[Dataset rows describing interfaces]
((

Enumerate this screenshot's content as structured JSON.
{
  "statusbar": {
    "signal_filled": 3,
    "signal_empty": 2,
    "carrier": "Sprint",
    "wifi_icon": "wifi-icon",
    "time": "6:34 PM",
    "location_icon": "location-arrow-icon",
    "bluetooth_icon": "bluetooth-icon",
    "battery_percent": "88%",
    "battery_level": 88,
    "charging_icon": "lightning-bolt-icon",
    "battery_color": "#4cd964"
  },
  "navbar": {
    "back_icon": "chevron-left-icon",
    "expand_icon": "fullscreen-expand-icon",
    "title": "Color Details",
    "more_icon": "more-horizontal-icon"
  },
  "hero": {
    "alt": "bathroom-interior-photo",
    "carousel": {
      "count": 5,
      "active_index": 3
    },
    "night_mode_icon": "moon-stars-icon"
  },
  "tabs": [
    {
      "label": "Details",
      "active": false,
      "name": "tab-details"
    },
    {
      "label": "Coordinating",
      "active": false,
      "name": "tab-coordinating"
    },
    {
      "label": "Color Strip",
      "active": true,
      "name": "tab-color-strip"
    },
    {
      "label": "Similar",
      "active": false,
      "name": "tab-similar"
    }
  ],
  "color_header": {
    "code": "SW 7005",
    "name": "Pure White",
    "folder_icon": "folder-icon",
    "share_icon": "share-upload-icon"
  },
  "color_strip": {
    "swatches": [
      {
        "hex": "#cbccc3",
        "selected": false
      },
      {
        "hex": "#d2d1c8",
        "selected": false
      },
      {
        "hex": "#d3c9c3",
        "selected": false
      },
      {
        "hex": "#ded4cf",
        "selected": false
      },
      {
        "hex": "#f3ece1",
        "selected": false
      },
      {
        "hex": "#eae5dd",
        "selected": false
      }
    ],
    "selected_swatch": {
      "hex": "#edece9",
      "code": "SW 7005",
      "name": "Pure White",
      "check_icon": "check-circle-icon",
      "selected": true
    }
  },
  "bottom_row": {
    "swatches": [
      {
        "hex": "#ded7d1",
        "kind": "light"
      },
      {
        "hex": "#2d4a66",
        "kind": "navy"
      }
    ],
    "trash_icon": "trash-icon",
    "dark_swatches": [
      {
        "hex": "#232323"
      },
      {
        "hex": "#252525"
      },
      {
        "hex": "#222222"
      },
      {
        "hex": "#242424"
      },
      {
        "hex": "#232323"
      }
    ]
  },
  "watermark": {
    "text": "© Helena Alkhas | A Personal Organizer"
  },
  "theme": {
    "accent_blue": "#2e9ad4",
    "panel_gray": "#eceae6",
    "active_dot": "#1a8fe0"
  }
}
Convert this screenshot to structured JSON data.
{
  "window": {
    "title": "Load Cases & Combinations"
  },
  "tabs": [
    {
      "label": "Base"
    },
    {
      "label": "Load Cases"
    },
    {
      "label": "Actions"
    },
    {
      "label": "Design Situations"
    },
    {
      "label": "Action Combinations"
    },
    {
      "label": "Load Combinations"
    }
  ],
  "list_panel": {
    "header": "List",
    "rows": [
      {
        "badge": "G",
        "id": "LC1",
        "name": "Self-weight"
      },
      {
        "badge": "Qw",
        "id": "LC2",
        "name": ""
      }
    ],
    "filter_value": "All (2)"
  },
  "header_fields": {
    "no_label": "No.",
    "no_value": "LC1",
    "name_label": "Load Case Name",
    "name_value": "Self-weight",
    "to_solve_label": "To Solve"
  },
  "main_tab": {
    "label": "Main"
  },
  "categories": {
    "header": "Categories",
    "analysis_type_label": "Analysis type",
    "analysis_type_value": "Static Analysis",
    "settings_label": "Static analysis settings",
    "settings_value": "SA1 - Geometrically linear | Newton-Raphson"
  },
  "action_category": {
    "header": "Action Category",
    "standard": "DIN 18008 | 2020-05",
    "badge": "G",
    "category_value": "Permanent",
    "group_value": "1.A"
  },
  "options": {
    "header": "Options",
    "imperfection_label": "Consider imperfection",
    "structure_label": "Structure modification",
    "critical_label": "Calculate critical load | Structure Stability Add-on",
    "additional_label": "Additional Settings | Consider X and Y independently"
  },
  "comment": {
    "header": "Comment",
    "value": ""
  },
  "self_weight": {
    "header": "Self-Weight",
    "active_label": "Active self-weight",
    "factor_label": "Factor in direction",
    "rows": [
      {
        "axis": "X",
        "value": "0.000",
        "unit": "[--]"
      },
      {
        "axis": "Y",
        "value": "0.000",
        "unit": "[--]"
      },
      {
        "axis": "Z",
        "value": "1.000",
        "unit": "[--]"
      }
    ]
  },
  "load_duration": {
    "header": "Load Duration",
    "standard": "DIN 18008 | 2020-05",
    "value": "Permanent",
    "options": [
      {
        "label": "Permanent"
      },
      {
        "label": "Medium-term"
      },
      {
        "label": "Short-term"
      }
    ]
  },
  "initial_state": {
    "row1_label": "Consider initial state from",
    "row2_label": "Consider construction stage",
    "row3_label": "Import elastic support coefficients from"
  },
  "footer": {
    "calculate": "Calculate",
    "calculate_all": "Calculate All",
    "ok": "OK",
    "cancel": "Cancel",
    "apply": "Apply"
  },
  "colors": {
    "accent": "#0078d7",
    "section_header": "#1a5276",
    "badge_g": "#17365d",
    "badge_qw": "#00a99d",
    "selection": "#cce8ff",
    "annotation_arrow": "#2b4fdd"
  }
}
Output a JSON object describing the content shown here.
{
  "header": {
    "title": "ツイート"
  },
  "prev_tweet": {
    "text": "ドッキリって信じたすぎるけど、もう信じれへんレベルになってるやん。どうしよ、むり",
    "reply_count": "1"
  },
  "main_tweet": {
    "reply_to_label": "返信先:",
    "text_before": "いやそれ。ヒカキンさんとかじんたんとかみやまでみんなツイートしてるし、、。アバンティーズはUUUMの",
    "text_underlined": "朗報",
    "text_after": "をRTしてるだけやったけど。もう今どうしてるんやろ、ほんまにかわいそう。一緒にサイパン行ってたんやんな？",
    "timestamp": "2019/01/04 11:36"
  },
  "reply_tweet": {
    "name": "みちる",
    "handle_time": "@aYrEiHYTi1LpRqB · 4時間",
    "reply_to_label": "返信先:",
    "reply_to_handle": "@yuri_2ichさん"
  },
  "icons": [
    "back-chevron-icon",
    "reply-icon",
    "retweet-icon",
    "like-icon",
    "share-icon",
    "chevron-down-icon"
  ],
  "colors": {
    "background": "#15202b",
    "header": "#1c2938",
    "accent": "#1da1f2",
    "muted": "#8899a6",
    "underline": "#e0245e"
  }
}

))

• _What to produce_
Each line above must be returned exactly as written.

• _Response area_
Enumerate this screenshot's content as structured JSON.
{
  "statusbar": {
    "signal_filled": 3,
    "signal_empty": 2,
    "carrier": "Sprint",
    "wifi_icon": "wifi-icon",
    "time": "6:34 PM",
    "location_icon": "location-arrow-icon",
    "bluetooth_icon": "bluetooth-icon",
    "battery_percent": "88%",
    "battery_level": 88,
    "charging_icon": "lightning-bolt-icon",
    "battery_color": "#4cd964"
  },
  "navbar": {
    "back_icon": "chevron-left-icon",
    "expand_icon": "fullscreen-expand-icon",
    "title": "Color Details",
    "more_icon": "more-horizontal-icon"
  },
  "hero": {
    "alt": "bathroom-interior-photo",
    "carousel": {
      "count": 5,
      "active_index": 3
    },
    "night_mode_icon": "moon-stars-icon"
  },
  "tabs": [
    {
      "label": "Details",
      "active": false,
      "name": "tab-details"
    },
    {
      "label": "Coordinating",
      "active": false,
      "name": "tab-coordinating"
    },
    {
      "label": "Color Strip",
      "active": true,
      "name": "tab-color-strip"
    },
    {
      "label": "Similar",
      "active": false,
      "name": "tab-similar"
    }
  ],
  "color_header": {
    "code": "SW 7005",
    "name": "Pure White",
    "folder_icon": "folder-icon",
    "share_icon": "share-upload-icon"
  },
  "color_strip": {
    "swatches": [
      {
        "hex": "#cbccc3",
        "selected": false
      },
      {
        "hex": "#d2d1c8",
        "selected": false
      },
      {
        "hex": "#d3c9c3",
        "selected": false
      },
      {
        "hex": "#ded4cf",
        "selected": false
      },
      {
        "hex": "#f3ece1",
        "selected": false
      },
      {
        "hex": "#eae5dd",
        "selected": false
      }
    ],
    "selected_swatch": {
      "hex": "#edece9",
      "code": "SW 7005",
      "name": "Pure White",
      "check_icon": "check-circle-icon",
      "selected": true
    }
  },
  "bottom_row": {
    "swatches": [
      {
        "hex": "#ded7d1",
        "kind": "light"
      },
      {
        "hex": "#2d4a66",
        "kind": "navy"
      }
    ],
    "trash_icon": "trash-icon",
    "dark_swatches": [
      {
        "hex": "#232323"
      },
      {
        "hex": "#252525"
      },
      {
        "hex": "#222222"
      },
      {
        "hex": "#242424"
      },
      {
        "hex": "#232323"
      }
    ]
  },
  "watermark": {
    "text": "© Helena Alkhas | A Personal Organizer"
  },
  "theme": {
    "accent_blue": "#2e9ad4",
    "panel_gray": "#eceae6",
    "active_dot": "#1a8fe0"
  }
}
Convert this screenshot to structured JSON data.
{
  "window": {
    "title": "Load Cases & Combinations"
  },
  "tabs": [
    {
      "label": "Base"
    },
    {
      "label": "Load Cases"
    },
    {
      "label": "Actions"
    },
    {
      "label": "Design Situations"
    },
    {
      "label": "Action Combinations"
    },
    {
      "label": "Load Combinations"
    }
  ],
  "list_panel": {
    "header": "List",
    "rows": [
      {
        "badge": "G",
        "id": "LC1",
        "name": "Self-weight"
      },
      {
        "badge": "Qw",
        "id": "LC2",
        "name": ""
      }
    ],
    "filter_value": "All (2)"
  },
  "header_fields": {
    "no_label": "No.",
    "no_value": "LC1",
    "name_label": "Load Case Name",
    "name_value": "Self-weight",
    "to_solve_label": "To Solve"
  },
  "main_tab": {
    "label": "Main"
  },
  "categories": {
    "header": "Categories",
    "analysis_type_label": "Analysis type",
    "analysis_type_value": "Static Analysis",
    "settings_label": "Static analysis settings",
    "settings_value": "SA1 - Geometrically linear | Newton-Raphson"
  },
  "action_category": {
    "header": "Action Category",
    "standard": "DIN 18008 | 2020-05",
    "badge": "G",
    "category_value": "Permanent",
    "group_value": "1.A"
  },
  "options": {
    "header": "Options",
    "imperfection_label": "Consider imperfection",
    "structure_label": "Structure modification",
    "critical_label": "Calculate critical load | Structure Stability Add-on",
    "additional_label": "Additional Settings | Consider X and Y independently"
  },
  "comment": {
    "header": "Comment",
    "value": ""
  },
  "self_weight": {
    "header": "Self-Weight",
    "active_label": "Active self-weight",
    "factor_label": "Factor in direction",
    "rows": [
      {
        "axis": "X",
        "value": "0.000",
        "unit": "[--]"
      },
      {
        "axis": "Y",
        "value": "0.000",
        "unit": "[--]"
      },
      {
        "axis": "Z",
        "value": "1.000",
        "unit": "[--]"
      }
    ]
  },
  "load_duration": {
    "header": "Load Duration",
    "standard": "DIN 18008 | 2020-05",
    "value": "Permanent",
    "options": [
      {
        "label": "Permanent"
      },
      {
        "label": "Medium-term"
      },
      {
        "label": "Short-term"
      }
    ]
  },
  "initial_state": {
    "row1_label": "Consider initial state from",
    "row2_label": "Consider construction stage",
    "row3_label": "Import elastic support coefficients from"
  },
  "footer": {
    "calculate": "Calculate",
    "calculate_all": "Calculate All",
    "ok": "OK",
    "cancel": "Cancel",
    "apply": "Apply"
  },
  "colors": {
    "accent": "#0078d7",
    "section_header": "#1a5276",
    "badge_g": "#17365d",
    "badge_qw": "#00a99d",
    "selection": "#cce8ff",
    "annotation_arrow": "#2b4fdd"
  }
}
Output a JSON object describing the content shown here.
{
  "header": {
    "title": "ツイート"
  },
  "prev_tweet": {
    "text": "ドッキリって信じたすぎるけど、もう信じれへんレベルになってるやん。どうしよ、むり",
    "reply_count": "1"
  },
  "main_tweet": {
    "reply_to_label": "返信先:",
    "text_before": "いやそれ。ヒカキンさんとかじんたんとかみやまでみんなツイートしてるし、、。アバンティーズはUUUMの",
    "text_underlined": "朗報",
    "text_after": "をRTしてるだけやったけど。もう今どうしてるんやろ、ほんまにかわいそう。一緒にサイパン行ってたんやんな？",
    "timestamp": "2019/01/04 11:36"
  },
  "reply_tweet": {
    "name": "みちる",
    "handle_time": "@aYrEiHYTi1LpRqB · 4時間",
    "reply_to_label": "返信先:",
    "reply_to_handle": "@yuri_2ichさん"
  },
  "icons": [
    "back-chevron-icon",
    "reply-icon",
    "retweet-icon",
    "like-icon",
    "share-icon",
    "chevron-down-icon"
  ],
  "colors": {
    "background": "#15202b",
    "header": "#1c2938",
    "accent": "#1da1f2",
    "muted": "#8899a6",
    "underline": "#e0245e"
  }
}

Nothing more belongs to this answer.